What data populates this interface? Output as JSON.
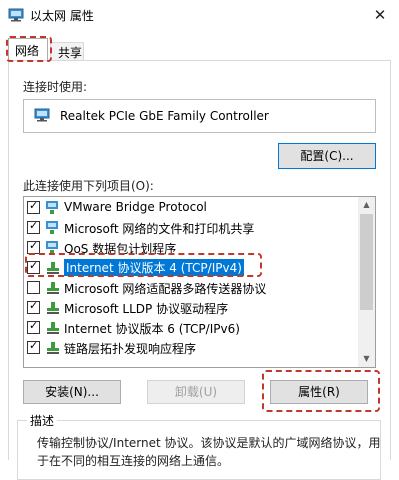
{
  "window": {
    "title": "以太网 属性",
    "close_glyph": "✕"
  },
  "tabs": [
    {
      "label": "网络"
    },
    {
      "label": "共享"
    }
  ],
  "connect_using": {
    "label": "连接时使用:",
    "adapter": "Realtek PCIe GbE Family Controller"
  },
  "configure_button": "配置(C)...",
  "items_label": "此连接使用下列项目(O):",
  "items": [
    {
      "label": "VMware Bridge Protocol",
      "checked": true,
      "icon": "network-protocol-icon"
    },
    {
      "label": "Microsoft 网络的文件和打印机共享",
      "checked": true,
      "icon": "network-service-icon"
    },
    {
      "label": "QoS 数据包计划程序",
      "checked": true,
      "icon": "network-service-icon"
    },
    {
      "label": "Internet 协议版本 4 (TCP/IPv4)",
      "checked": true,
      "icon": "protocol-icon",
      "selected": true
    },
    {
      "label": "Microsoft 网络适配器多路传送器协议",
      "checked": false,
      "icon": "protocol-icon"
    },
    {
      "label": "Microsoft LLDP 协议驱动程序",
      "checked": true,
      "icon": "protocol-icon"
    },
    {
      "label": "Internet 协议版本 6 (TCP/IPv6)",
      "checked": true,
      "icon": "protocol-icon"
    },
    {
      "label": "链路层拓扑发现响应程序",
      "checked": true,
      "icon": "protocol-icon"
    }
  ],
  "buttons": {
    "install": "安装(N)...",
    "uninstall": "卸载(U)",
    "properties": "属性(R)"
  },
  "description": {
    "title": "描述",
    "line1": "传输控制协议/Internet 协议。该协议是默认的广域网络协议，用",
    "line2": "于在不同的相互连接的网络上通信。"
  },
  "colors": {
    "selection": "#0078d7",
    "highlight_dash": "#c0392b",
    "focus_border": "#0078d7"
  }
}
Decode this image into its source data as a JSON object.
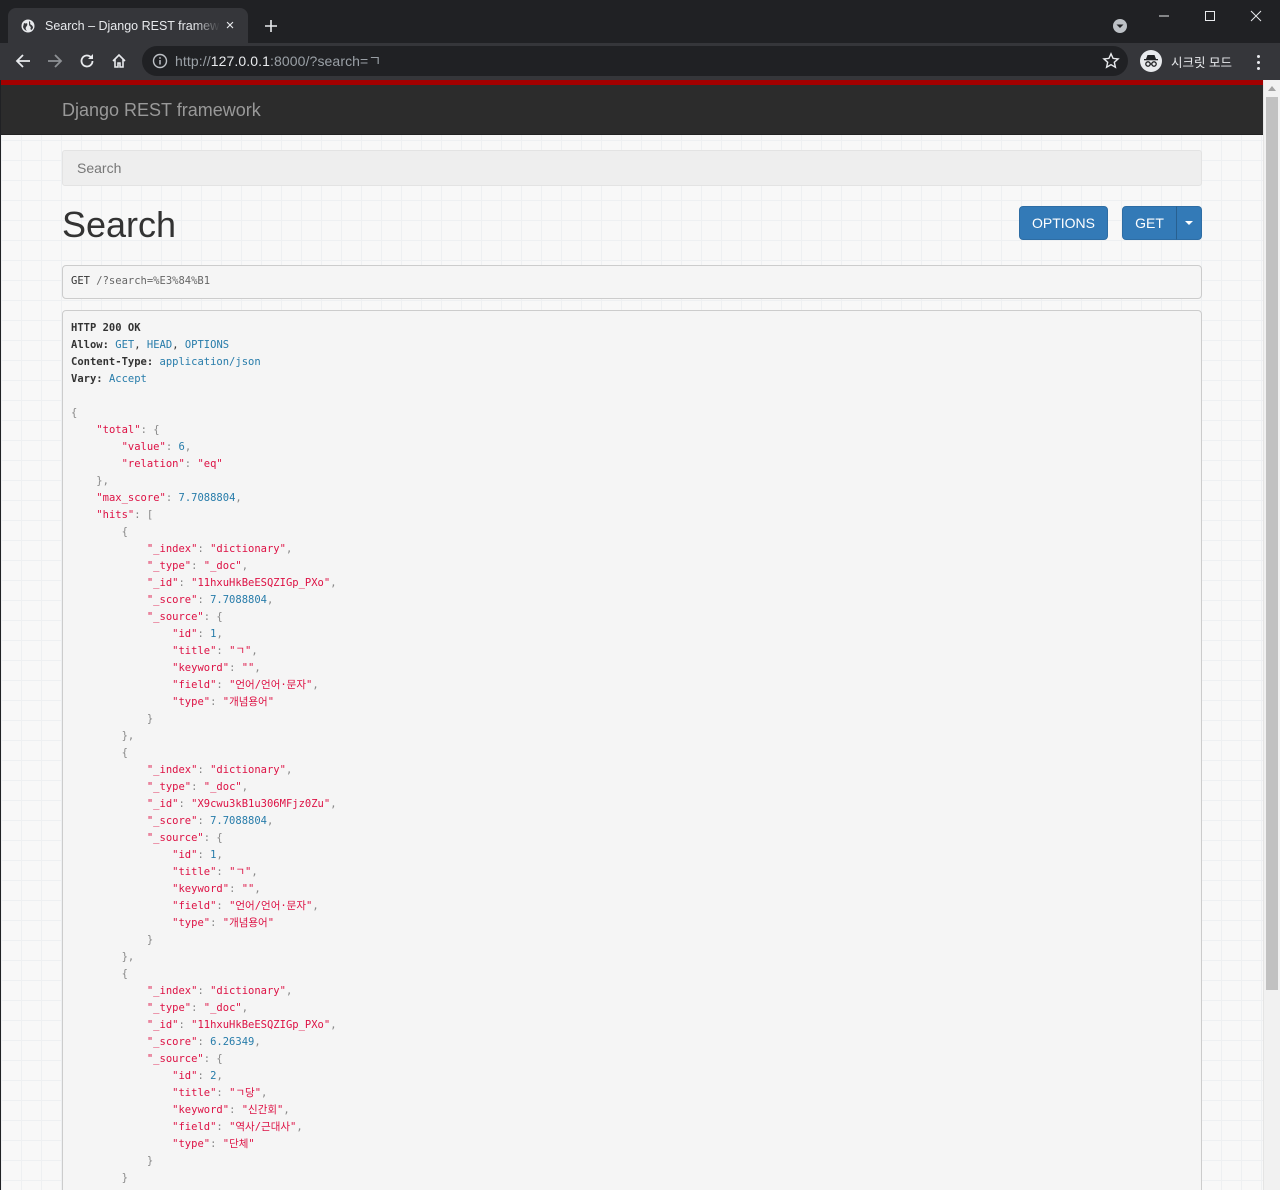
{
  "browser": {
    "tab_title": "Search – Django REST framework",
    "tab_close": "×",
    "new_tab": "+",
    "url_scheme": "http://",
    "url_host": "127.0.0.1",
    "url_rest": ":8000/?search=ㄱ",
    "incognito_label": "시크릿 모드"
  },
  "page": {
    "brand": "Django REST framework",
    "search_placeholder": "Search",
    "title": "Search",
    "options_button": "OPTIONS",
    "get_button": "GET"
  },
  "request": {
    "method": "GET",
    "path": " /?search=%E3%84%B1"
  },
  "response": {
    "status": "HTTP 200 OK",
    "headers": [
      {
        "name": "Allow",
        "value": "GET, HEAD, OPTIONS"
      },
      {
        "name": "Content-Type",
        "value": "application/json"
      },
      {
        "name": "Vary",
        "value": "Accept"
      }
    ],
    "body": {
      "total": {
        "value": 6,
        "relation": "eq"
      },
      "max_score": 7.7088804,
      "hits": [
        {
          "_index": "dictionary",
          "_type": "_doc",
          "_id": "11hxuHkBeESQZIGp_PXo",
          "_score": 7.7088804,
          "_source": {
            "id": 1,
            "title": "ㄱ",
            "keyword": "",
            "field": "언어/언어·문자",
            "type": "개념용어"
          }
        },
        {
          "_index": "dictionary",
          "_type": "_doc",
          "_id": "X9cwu3kB1u306MFjz0Zu",
          "_score": 7.7088804,
          "_source": {
            "id": 1,
            "title": "ㄱ",
            "keyword": "",
            "field": "언어/언어·문자",
            "type": "개념용어"
          }
        },
        {
          "_index": "dictionary",
          "_type": "_doc",
          "_id": "11hxuHkBeESQZIGp_PXo",
          "_score": 6.26349,
          "_source": {
            "id": 2,
            "title": "ㄱ당",
            "keyword": "신간회",
            "field": "역사/근대사",
            "type": "단체"
          }
        }
      ]
    }
  }
}
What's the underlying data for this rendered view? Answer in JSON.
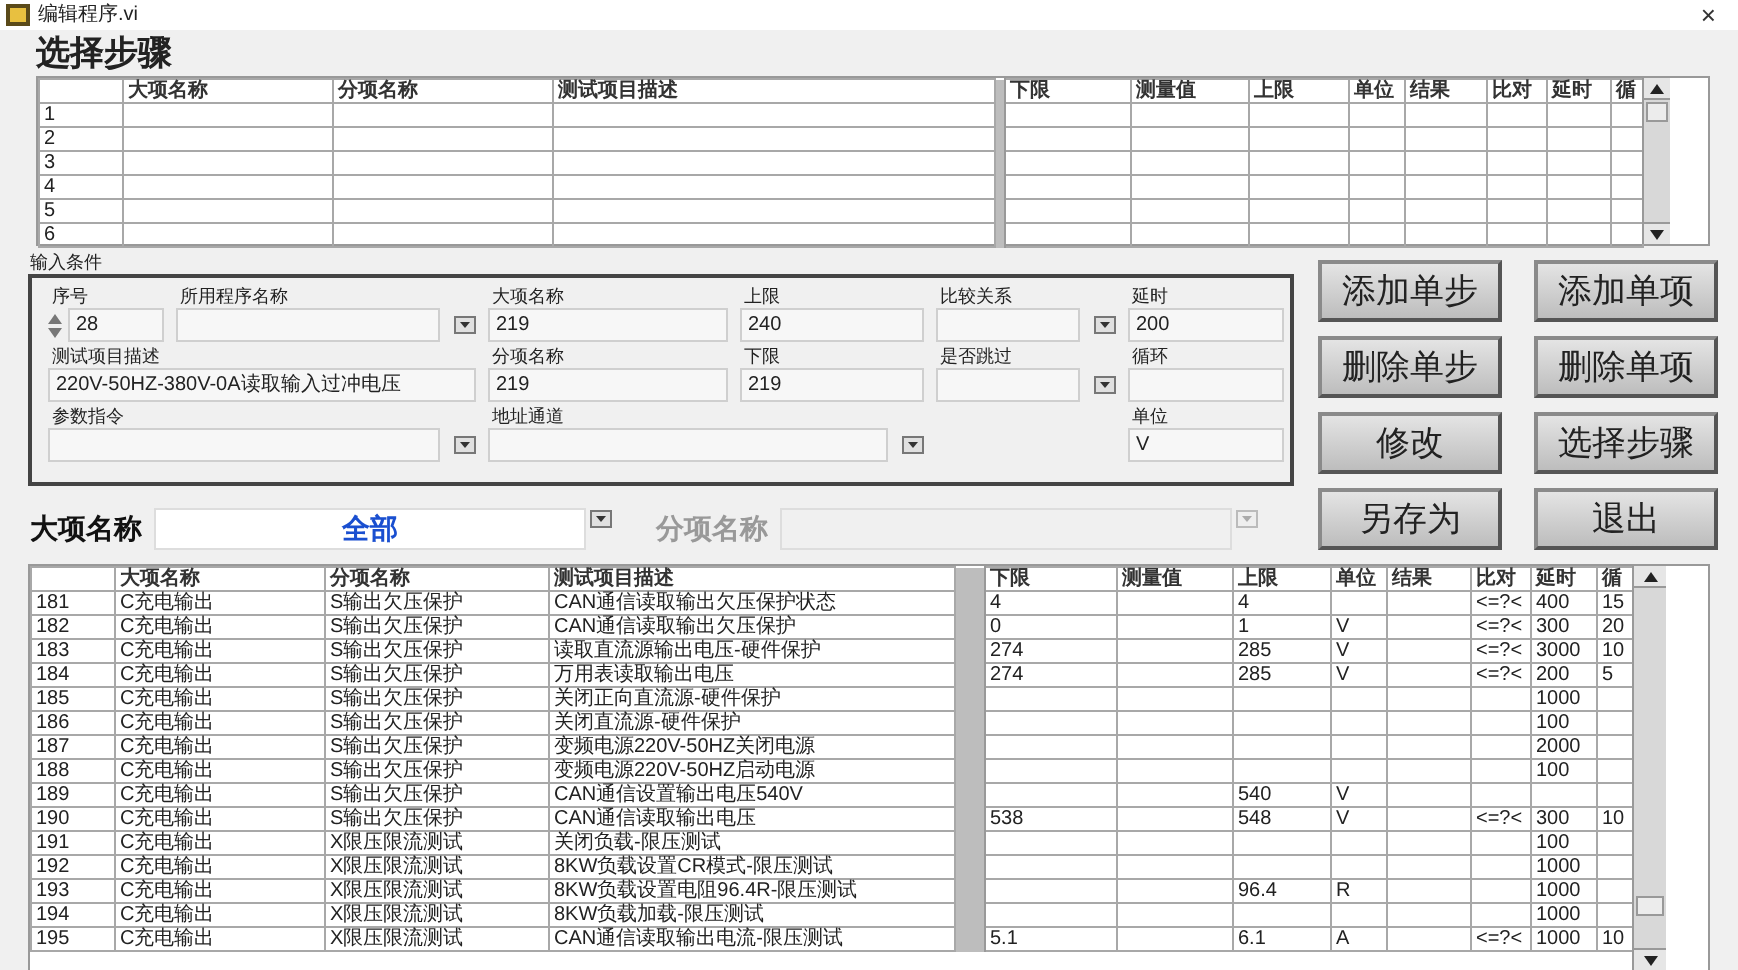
{
  "window": {
    "title": "编辑程序.vi",
    "close": "×"
  },
  "heading": "选择步骤",
  "steps_table": {
    "columns": [
      "",
      "大项名称",
      "分项名称",
      "测试项目描述",
      "下限",
      "测量值",
      "上限",
      "单位",
      "结果",
      "比对",
      "延时",
      "循"
    ],
    "rows": [
      {
        "index": "1"
      },
      {
        "index": "2"
      },
      {
        "index": "3"
      },
      {
        "index": "4"
      },
      {
        "index": "5"
      },
      {
        "index": "6"
      }
    ]
  },
  "input_conditions": {
    "label": "输入条件",
    "fields": [
      {
        "kind": "spinner",
        "label": "序号",
        "value": "28"
      },
      {
        "kind": "dropdown",
        "label": "所用程序名称"
      },
      {
        "kind": "text",
        "label": "大项名称",
        "value": "219"
      },
      {
        "kind": "text",
        "label": "上限",
        "value": "240"
      },
      {
        "kind": "dropdown",
        "label": "比较关系"
      },
      {
        "kind": "text",
        "label": "延时",
        "value": "200"
      },
      {
        "kind": "text",
        "label": "测试项目描述",
        "value": "220V-50HZ-380V-0A读取输入过冲电压"
      },
      {
        "kind": "text",
        "label": "分项名称",
        "value": "219"
      },
      {
        "kind": "text",
        "label": "下限",
        "value": "219"
      },
      {
        "kind": "dropdown",
        "label": "是否跳过"
      },
      {
        "kind": "text",
        "label": "循环"
      },
      {
        "kind": "dropdown",
        "label": "参数指令"
      },
      {
        "kind": "dropdown",
        "label": "地址通道"
      },
      {
        "kind": "text",
        "label": "单位",
        "value": "V"
      }
    ]
  },
  "buttons": [
    "添加单步",
    "添加单项",
    "删除单步",
    "删除单项",
    "修改",
    "选择步骤",
    "另存为",
    "退出"
  ],
  "filters": [
    {
      "label": "大项名称",
      "value": "全部",
      "disabled": false
    },
    {
      "label": "分项名称",
      "disabled": true
    }
  ],
  "program_table": {
    "columns": [
      "",
      "大项名称",
      "分项名称",
      "测试项目描述",
      "下限",
      "测量值",
      "上限",
      "单位",
      "结果",
      "比对",
      "延时",
      "循"
    ],
    "rows": [
      [
        "181",
        "C充电输出",
        "S输出欠压保护",
        "CAN通信读取输出欠压保护状态",
        "4",
        "",
        "4",
        "",
        "",
        "<=?<",
        "400",
        "15"
      ],
      [
        "182",
        "C充电输出",
        "S输出欠压保护",
        "CAN通信读取输出欠压保护",
        "0",
        "",
        "1",
        "V",
        "",
        "<=?<",
        "300",
        "20"
      ],
      [
        "183",
        "C充电输出",
        "S输出欠压保护",
        "读取直流源输出电压-硬件保护",
        "274",
        "",
        "285",
        "V",
        "",
        "<=?<",
        "3000",
        "10"
      ],
      [
        "184",
        "C充电输出",
        "S输出欠压保护",
        "万用表读取输出电压",
        "274",
        "",
        "285",
        "V",
        "",
        "<=?<",
        "200",
        "5"
      ],
      [
        "185",
        "C充电输出",
        "S输出欠压保护",
        "关闭正向直流源-硬件保护",
        "",
        "",
        "",
        "",
        "",
        "",
        "1000",
        ""
      ],
      [
        "186",
        "C充电输出",
        "S输出欠压保护",
        "关闭直流源-硬件保护",
        "",
        "",
        "",
        "",
        "",
        "",
        "100",
        ""
      ],
      [
        "187",
        "C充电输出",
        "S输出欠压保护",
        "变频电源220V-50HZ关闭电源",
        "",
        "",
        "",
        "",
        "",
        "",
        "2000",
        ""
      ],
      [
        "188",
        "C充电输出",
        "S输出欠压保护",
        "变频电源220V-50HZ启动电源",
        "",
        "",
        "",
        "",
        "",
        "",
        "100",
        ""
      ],
      [
        "189",
        "C充电输出",
        "S输出欠压保护",
        "CAN通信设置输出电压540V",
        "",
        "",
        "540",
        "V",
        "",
        "",
        "",
        ""
      ],
      [
        "190",
        "C充电输出",
        "S输出欠压保护",
        "CAN通信读取输出电压",
        "538",
        "",
        "548",
        "V",
        "",
        "<=?<",
        "300",
        "10"
      ],
      [
        "191",
        "C充电输出",
        "X限压限流测试",
        "关闭负载-限压测试",
        "",
        "",
        "",
        "",
        "",
        "",
        "100",
        ""
      ],
      [
        "192",
        "C充电输出",
        "X限压限流测试",
        "8KW负载设置CR模式-限压测试",
        "",
        "",
        "",
        "",
        "",
        "",
        "1000",
        ""
      ],
      [
        "193",
        "C充电输出",
        "X限压限流测试",
        "8KW负载设置电阻96.4R-限压测试",
        "",
        "",
        "96.4",
        "R",
        "",
        "",
        "1000",
        ""
      ],
      [
        "194",
        "C充电输出",
        "X限压限流测试",
        "8KW负载加载-限压测试",
        "",
        "",
        "",
        "",
        "",
        "",
        "1000",
        ""
      ],
      [
        "195",
        "C充电输出",
        "X限压限流测试",
        "CAN通信读取输出电流-限压测试",
        "5.1",
        "",
        "6.1",
        "A",
        "",
        "<=?<",
        "1000",
        "10"
      ]
    ]
  }
}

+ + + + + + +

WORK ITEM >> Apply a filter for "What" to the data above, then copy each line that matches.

WRITTEN ANSWER >>
What data populates this interface? Output as JSON.
What's the underlying data for this rendered view? Answer in JSON.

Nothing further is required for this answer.